Why would you compare a 64 bit fix pint with a 32 bit float? If you can afford twice the space you would use a 64 bit float. Also I'm not an hardware designer but I think that a 32 bit float multiplier is going to be less complex than a 64 bit fix point multiplier.

> floating point isn't madness, but people thinking it represents the real numbers without stopping to consider how it works is madness

This is certainly true in some places, but I would wager that a large number of JS devs are completely ignorant of floating point, and many of them likely lack the background knowledge to understand it.

No need to pick on JS. Most devs in any mainstream language are ignorant of how IEEE754 floating point works. In the 2000s, it was Java developers. In the 90s, Perl programmers. Today it's JS and Python. In another 10 years, it could be Rust. https://0.30000000000000004.com/

Not picking on JS. It's just the best representative of the problem right now.

Fixed point arithmetic numbers have a very limited range which leads to them not playing well with multiplication and division (doing scientific computation with them is a game of searching which division|multiplication got you that 0|+inf and then searching for an alternative formula if one such formula even exists, they are much more fragile than IEEE-754). They are not used that often so people are unfamiliar with their shortcomings but, I would not make them the default.

Here is little bit of information on them: https://pages.tacc.utexas.edu/~eijkhout/istc/html/arithmetic...

If you're doing division and multiplications with fixed point arithmetic and the result must fit in a same size word as the operands, you need to decide for each operation how many fractional bits from each operand you're going to retain in the result.

In other words: you need to understand the range of numbers that you're dealing with every step of the way.

That's not really an improvement...
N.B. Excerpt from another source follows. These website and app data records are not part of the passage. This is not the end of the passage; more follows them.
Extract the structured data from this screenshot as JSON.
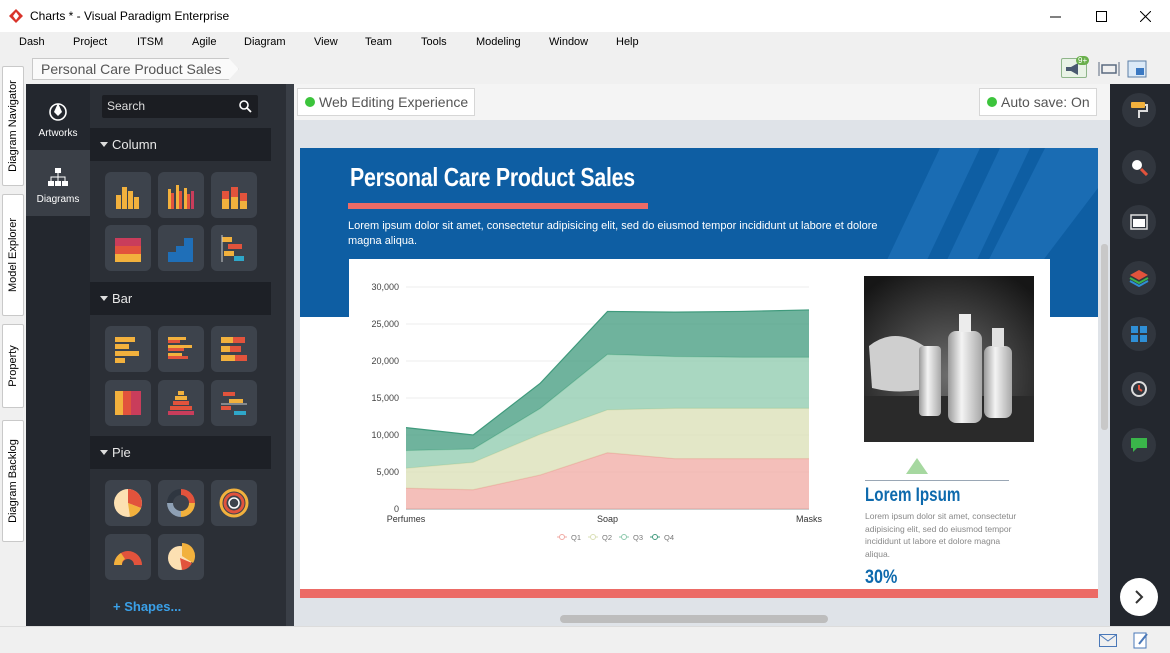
{
  "window": {
    "title": "Charts * - Visual Paradigm Enterprise"
  },
  "menu": [
    "Dash",
    "Project",
    "ITSM",
    "Agile",
    "Diagram",
    "View",
    "Team",
    "Tools",
    "Modeling",
    "Window",
    "Help"
  ],
  "breadcrumb": "Personal Care Product Sales",
  "notification_badge": "9+",
  "left_tabs": [
    "Diagram Navigator",
    "Model Explorer",
    "Property",
    "Diagram Backlog"
  ],
  "side_panel": {
    "tabs": [
      "Artworks",
      "Diagrams"
    ],
    "search_placeholder": "Search",
    "groups": [
      "Column",
      "Bar",
      "Pie"
    ],
    "shapes_link": "Shapes..."
  },
  "canvas": {
    "web_editing": "Web Editing Experience",
    "autosave": "Auto save: On"
  },
  "infographic": {
    "title": "Personal Care Product Sales",
    "lead": "Lorem ipsum dolor sit amet, consectetur adipisicing elit, sed do eiusmod tempor incididunt ut labore et dolore magna aliqua.",
    "percent": "30%",
    "heading": "Lorem Ipsum",
    "body": "Lorem ipsum dolor sit amet, consectetur adipisicing elit, sed do eiusmod tempor incididunt ut labore et dolore magna aliqua.",
    "colors": {
      "banner": "#0e5ea3",
      "accent": "#ec6b66",
      "heading": "#0e6aad"
    }
  },
  "chart_data": {
    "type": "area",
    "stacked": true,
    "categories": [
      "Perfumes",
      "Soap",
      "Masks"
    ],
    "x": [
      0,
      1,
      2,
      3,
      4,
      5,
      6
    ],
    "x_tick_labels": [
      [
        "Perfumes",
        0
      ],
      [
        "Soap",
        3
      ],
      [
        "Masks",
        6
      ]
    ],
    "ylim": [
      0,
      30000
    ],
    "yticks": [
      "0",
      "5,000",
      "10,000",
      "15,000",
      "20,000",
      "25,000",
      "30,000"
    ],
    "series": [
      {
        "name": "Q1",
        "color": "#f0a9a3",
        "values": [
          2800,
          2600,
          4600,
          7600,
          6800,
          6800,
          6800
        ]
      },
      {
        "name": "Q2",
        "color": "#d9dfb4",
        "values": [
          2700,
          3700,
          5500,
          5800,
          6800,
          6800,
          6800
        ]
      },
      {
        "name": "Q3",
        "color": "#8cc9ac",
        "values": [
          2400,
          1800,
          3500,
          7500,
          7000,
          6900,
          6900
        ]
      },
      {
        "name": "Q4",
        "color": "#3f9a7c",
        "values": [
          3100,
          1900,
          3400,
          5800,
          6000,
          6200,
          6400
        ]
      }
    ],
    "legend_position": "bottom",
    "grid": true
  }
}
(I wrote about this here: https://tomverbeure.github.io/rtl/2018/11/26/Racing-the-Beam...)

Applications are open for YC Summer 2023

Guidelines | FAQ | Lists | API | Security | Legal | Apply to YC | Contact